■ **Task brief**: Your answer should be the data below, reproduced with nothing changed.

■ **Recorded data**:
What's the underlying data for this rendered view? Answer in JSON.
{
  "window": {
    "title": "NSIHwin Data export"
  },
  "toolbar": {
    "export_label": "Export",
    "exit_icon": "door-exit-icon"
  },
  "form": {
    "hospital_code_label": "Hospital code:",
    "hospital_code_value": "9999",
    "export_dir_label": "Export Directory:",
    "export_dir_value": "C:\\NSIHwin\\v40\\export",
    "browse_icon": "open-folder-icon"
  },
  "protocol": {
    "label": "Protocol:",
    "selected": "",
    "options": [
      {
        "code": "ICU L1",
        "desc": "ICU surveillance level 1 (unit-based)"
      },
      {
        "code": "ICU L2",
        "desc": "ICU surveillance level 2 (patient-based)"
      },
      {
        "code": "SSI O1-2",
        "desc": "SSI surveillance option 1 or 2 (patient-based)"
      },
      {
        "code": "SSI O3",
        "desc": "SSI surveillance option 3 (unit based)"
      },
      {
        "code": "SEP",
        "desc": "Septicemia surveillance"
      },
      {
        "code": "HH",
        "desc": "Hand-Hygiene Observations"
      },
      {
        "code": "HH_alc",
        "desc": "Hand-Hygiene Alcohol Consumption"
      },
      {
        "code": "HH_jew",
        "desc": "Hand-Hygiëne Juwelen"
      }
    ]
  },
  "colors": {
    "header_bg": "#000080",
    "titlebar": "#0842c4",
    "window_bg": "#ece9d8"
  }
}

■ **Response**:
What's the underlying data for this rendered view? Answer in JSON.
{
  "window": {
    "title": "NSIHwin Data export"
  },
  "toolbar": {
    "export_label": "Export",
    "exit_icon": "door-exit-icon"
  },
  "form": {
    "hospital_code_label": "Hospital code:",
    "hospital_code_value": "9999",
    "export_dir_label": "Export Directory:",
    "export_dir_value": "C:\\NSIHwin\\v40\\export",
    "browse_icon": "open-folder-icon"
  },
  "protocol": {
    "label": "Protocol:",
    "selected": "",
    "options": [
      {
        "code": "ICU L1",
        "desc": "ICU surveillance level 1 (unit-based)"
      },
      {
        "code": "ICU L2",
        "desc": "ICU surveillance level 2 (patient-based)"
      },
      {
        "code": "SSI O1-2",
        "desc": "SSI surveillance option 1 or 2 (patient-based)"
      },
      {
        "code": "SSI O3",
        "desc": "SSI surveillance option 3 (unit based)"
      },
      {
        "code": "SEP",
        "desc": "Septicemia surveillance"
      },
      {
        "code": "HH",
        "desc": "Hand-Hygiene Observations"
      },
      {
        "code": "HH_alc",
        "desc": "Hand-Hygiene Alcohol Consumption"
      },
      {
        "code": "HH_jew",
        "desc": "Hand-Hygiëne Juwelen"
      }
    ]
  },
  "colors": {
    "header_bg": "#000080",
    "titlebar": "#0842c4",
    "window_bg": "#ece9d8"
  }
}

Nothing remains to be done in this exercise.